- Your assignment
Scan the listing below. Report each line that includes "phone".

- Information
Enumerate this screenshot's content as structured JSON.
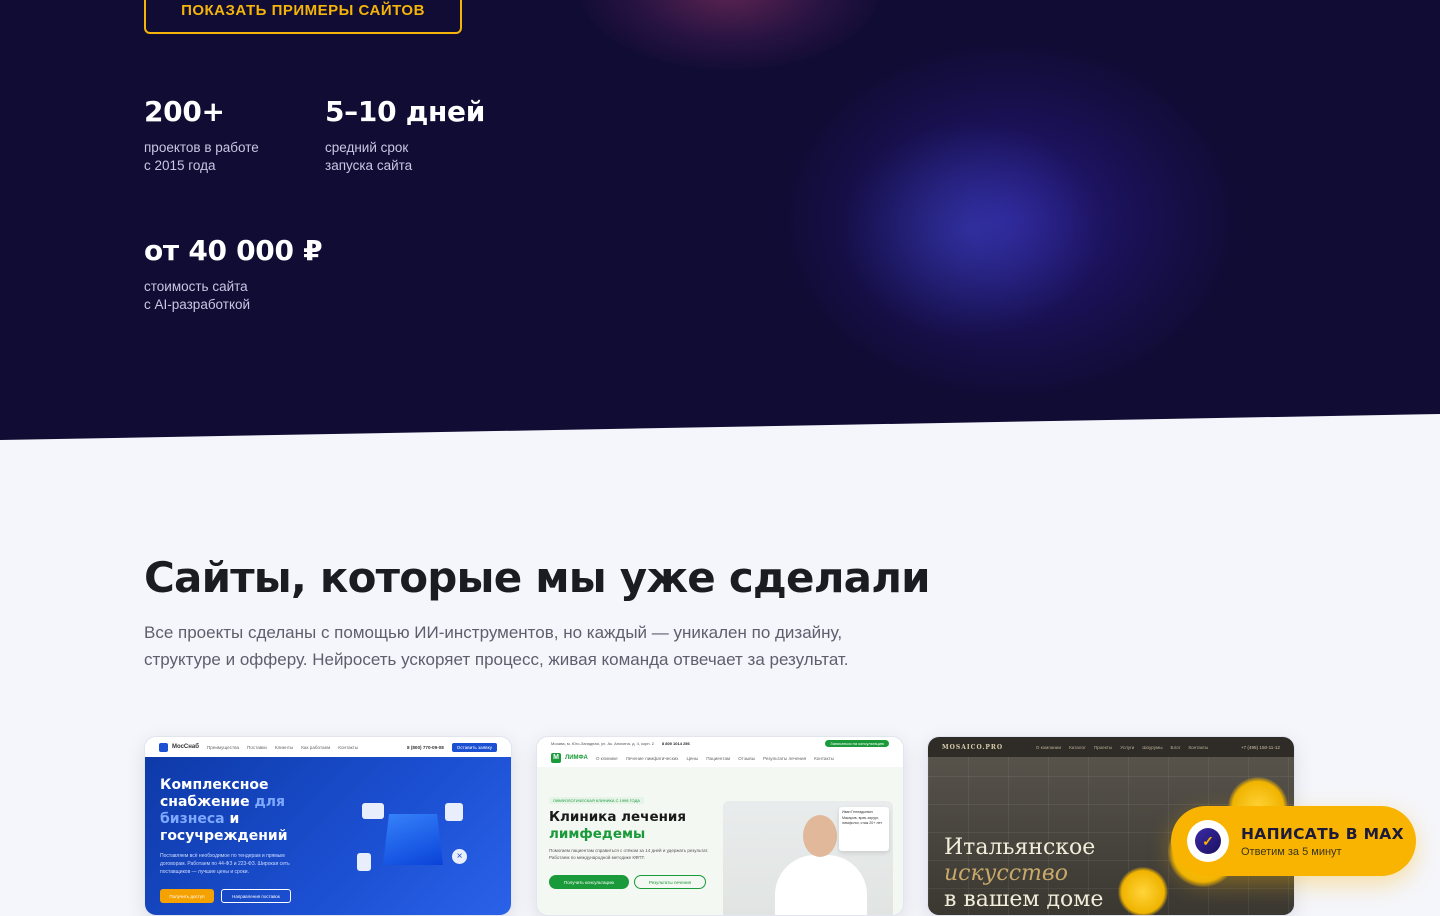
{
  "hero": {
    "cta_label": "ПОКАЗАТЬ ПРИМЕРЫ САЙТОВ",
    "stats": [
      {
        "value": "200+",
        "caption_line1": "проектов в работе",
        "caption_line2": "с 2015 года"
      },
      {
        "value": "5–10 дней",
        "caption_line1": "средний срок",
        "caption_line2": "запуска сайта"
      },
      {
        "value": "от 40 000 ₽",
        "caption_line1": "стоимость сайта",
        "caption_line2": "с AI-разработкой"
      }
    ]
  },
  "portfolio": {
    "title": "Сайты, которые мы уже сделали",
    "description": "Все проекты сделаны с помощью ИИ-инструментов, но каждый — уникален по дизайну, структуре и офферу. Нейросеть ускоряет процесс, живая команда отвечает за результат.",
    "cards": [
      {
        "logo": "МосСнаб",
        "nav": [
          "Преимущества",
          "Поставки",
          "Клиенты",
          "Как работаем",
          "Контакты"
        ],
        "phone": "8 (800) 770-09-08",
        "nav_button": "Оставить заявку",
        "headline_a": "Комплексное снабжение ",
        "headline_b": "для бизнеса",
        "headline_c": " и госучреждений",
        "text": "Поставляем всё необходимое по тендерам и прямым договорам. Работаем по 44-ФЗ и 223-ФЗ. Широкая сеть поставщиков — лучшие цены и сроки.",
        "button_primary": "Получить доступ",
        "button_secondary": "Направления поставок"
      },
      {
        "logo": "ЛИМФА",
        "address": "Москва, м. Юго-Западная, ул. Ак. Анохина, д. 4, корп. 2",
        "phone": "8 800 1014 256",
        "nav_button": "Записаться на консультацию",
        "nav": [
          "О клинике",
          "Лечение лимфатических",
          "Цены",
          "Пациентам",
          "Отзывы",
          "Результаты лечения",
          "Контакты"
        ],
        "tag": "ЛИМФОЛОГИЧЕСКАЯ КЛИНИКА С 1998 ГОДА",
        "headline_a": "Клиника лечения",
        "headline_b": "лимфедемы",
        "text": "Помогаем пациентам справиться с отёком за 14 дней и удержать результат. Работаем по международной методике КФПТ.",
        "button_primary": "Получить консультацию",
        "button_secondary": "Результаты лечения",
        "doctor_note": "Иван Геннадьевич Макаров, врач-хирург, лимфолог, стаж 20+ лет"
      },
      {
        "logo": "MOSAICO.PRO",
        "nav": [
          "О компании",
          "Каталог",
          "Проекты",
          "Услуги",
          "Шоурумы",
          "Блог",
          "Контакты"
        ],
        "phone": "+7 (495) 150-11-12",
        "headline_a": "Итальянское",
        "headline_b": "искусство",
        "headline_c": "в вашем доме"
      }
    ]
  },
  "messenger": {
    "title": "НАПИСАТЬ В MAX",
    "subtitle": "Ответим за 5 минут",
    "icon": "check-icon"
  },
  "colors": {
    "hero_bg": "#100c33",
    "accent": "#f5b40a",
    "section_bg": "#f5f6fb"
  }
}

- Solution for this task
        "phone": "8 (800) 770-09-08",
        "phone": "8 800 1014 256",
        "phone": "+7 (495) 150-11-12",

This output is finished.